When the word "cloud" shows up in a line of the records below, copy that line.

***** Recorded data *****

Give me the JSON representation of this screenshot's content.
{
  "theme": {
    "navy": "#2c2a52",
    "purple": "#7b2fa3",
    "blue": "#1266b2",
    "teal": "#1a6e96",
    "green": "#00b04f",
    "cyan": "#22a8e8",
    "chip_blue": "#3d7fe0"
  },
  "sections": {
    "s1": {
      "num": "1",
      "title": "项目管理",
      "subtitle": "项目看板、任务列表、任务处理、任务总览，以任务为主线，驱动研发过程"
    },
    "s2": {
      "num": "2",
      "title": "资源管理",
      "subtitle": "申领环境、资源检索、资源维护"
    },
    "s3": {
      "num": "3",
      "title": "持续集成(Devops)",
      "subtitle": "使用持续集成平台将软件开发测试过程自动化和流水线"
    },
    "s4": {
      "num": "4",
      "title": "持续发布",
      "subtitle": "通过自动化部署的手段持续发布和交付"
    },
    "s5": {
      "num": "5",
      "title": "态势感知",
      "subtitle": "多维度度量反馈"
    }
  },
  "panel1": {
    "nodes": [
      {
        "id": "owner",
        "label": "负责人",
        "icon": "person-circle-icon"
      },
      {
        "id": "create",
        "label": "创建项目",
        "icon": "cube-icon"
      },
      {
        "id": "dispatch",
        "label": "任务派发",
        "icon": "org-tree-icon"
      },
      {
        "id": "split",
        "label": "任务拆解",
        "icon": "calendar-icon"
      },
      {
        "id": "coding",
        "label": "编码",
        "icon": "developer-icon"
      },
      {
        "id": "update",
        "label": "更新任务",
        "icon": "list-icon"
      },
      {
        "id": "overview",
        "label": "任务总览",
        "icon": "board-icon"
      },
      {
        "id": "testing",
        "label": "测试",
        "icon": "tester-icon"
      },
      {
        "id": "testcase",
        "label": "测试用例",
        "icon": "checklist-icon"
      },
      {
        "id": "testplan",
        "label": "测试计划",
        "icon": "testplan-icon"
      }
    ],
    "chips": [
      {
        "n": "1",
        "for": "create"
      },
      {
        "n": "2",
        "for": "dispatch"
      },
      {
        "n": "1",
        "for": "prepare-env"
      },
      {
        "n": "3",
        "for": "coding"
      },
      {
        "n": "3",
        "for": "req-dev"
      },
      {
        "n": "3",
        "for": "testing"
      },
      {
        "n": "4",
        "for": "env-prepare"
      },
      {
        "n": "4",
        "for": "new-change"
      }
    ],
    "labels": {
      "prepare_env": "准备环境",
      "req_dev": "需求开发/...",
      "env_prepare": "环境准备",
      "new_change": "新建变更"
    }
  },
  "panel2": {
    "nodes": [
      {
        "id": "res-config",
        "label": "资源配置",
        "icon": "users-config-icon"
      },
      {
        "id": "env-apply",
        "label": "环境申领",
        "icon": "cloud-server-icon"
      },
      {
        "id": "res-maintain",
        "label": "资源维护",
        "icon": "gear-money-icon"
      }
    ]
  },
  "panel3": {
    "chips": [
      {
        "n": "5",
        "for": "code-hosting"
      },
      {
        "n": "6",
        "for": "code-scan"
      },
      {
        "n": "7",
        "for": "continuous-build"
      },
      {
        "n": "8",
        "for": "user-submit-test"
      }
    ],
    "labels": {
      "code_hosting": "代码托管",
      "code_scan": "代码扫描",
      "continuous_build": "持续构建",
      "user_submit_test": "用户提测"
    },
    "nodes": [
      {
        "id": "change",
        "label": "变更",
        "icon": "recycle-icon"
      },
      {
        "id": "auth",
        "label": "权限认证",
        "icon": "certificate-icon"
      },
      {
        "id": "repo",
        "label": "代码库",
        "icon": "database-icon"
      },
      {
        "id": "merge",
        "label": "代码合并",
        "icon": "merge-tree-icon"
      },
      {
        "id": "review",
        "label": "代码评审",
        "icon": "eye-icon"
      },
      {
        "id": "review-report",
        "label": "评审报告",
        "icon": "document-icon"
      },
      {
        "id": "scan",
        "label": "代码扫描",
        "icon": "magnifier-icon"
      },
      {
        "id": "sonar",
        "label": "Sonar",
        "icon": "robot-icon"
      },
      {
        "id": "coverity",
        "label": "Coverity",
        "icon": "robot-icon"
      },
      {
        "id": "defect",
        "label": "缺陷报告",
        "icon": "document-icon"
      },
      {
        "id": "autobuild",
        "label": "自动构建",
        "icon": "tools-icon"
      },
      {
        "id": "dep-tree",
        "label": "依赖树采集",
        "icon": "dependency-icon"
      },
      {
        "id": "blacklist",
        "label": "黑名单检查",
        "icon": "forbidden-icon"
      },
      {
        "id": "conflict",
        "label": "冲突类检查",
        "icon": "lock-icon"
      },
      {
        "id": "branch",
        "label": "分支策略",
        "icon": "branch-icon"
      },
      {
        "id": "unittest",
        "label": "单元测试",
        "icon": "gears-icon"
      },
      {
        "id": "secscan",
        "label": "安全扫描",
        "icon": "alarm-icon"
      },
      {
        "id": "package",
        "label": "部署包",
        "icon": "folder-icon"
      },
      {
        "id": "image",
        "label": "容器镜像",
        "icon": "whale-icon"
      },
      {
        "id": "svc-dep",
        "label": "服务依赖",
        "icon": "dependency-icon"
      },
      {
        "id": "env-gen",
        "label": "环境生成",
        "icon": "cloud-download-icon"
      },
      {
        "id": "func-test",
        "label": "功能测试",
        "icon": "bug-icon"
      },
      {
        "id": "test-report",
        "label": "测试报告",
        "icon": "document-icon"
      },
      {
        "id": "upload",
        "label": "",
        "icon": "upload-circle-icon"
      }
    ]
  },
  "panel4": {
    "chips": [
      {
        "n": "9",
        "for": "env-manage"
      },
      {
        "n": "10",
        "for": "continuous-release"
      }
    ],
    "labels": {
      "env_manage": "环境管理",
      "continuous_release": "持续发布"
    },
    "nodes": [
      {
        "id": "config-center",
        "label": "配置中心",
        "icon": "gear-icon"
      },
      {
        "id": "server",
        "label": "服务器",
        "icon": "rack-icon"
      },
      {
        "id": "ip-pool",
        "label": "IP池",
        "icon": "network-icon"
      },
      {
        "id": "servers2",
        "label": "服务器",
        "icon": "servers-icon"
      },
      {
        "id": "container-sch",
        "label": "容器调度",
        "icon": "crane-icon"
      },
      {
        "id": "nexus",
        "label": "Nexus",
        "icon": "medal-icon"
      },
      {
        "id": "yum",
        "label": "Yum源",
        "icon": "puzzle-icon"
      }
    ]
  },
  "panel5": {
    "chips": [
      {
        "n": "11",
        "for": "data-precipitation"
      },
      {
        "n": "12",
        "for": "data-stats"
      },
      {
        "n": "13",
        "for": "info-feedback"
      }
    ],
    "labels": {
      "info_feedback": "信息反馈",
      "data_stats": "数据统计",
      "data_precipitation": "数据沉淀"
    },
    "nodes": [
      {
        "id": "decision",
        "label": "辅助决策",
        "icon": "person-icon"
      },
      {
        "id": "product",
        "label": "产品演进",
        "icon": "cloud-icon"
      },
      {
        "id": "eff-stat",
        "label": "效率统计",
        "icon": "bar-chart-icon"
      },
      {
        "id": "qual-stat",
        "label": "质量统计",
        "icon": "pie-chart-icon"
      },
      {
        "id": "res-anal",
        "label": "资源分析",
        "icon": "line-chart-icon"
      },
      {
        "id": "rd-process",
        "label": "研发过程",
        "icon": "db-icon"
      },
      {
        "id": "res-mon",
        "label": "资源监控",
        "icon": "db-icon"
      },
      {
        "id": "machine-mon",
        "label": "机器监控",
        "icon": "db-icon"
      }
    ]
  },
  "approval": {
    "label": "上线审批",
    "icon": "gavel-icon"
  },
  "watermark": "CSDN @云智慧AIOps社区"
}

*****

Output of the task:
        "icon": "cloud-server-icon"
        "icon": "cloud-download-icon"
        "icon": "cloud-icon"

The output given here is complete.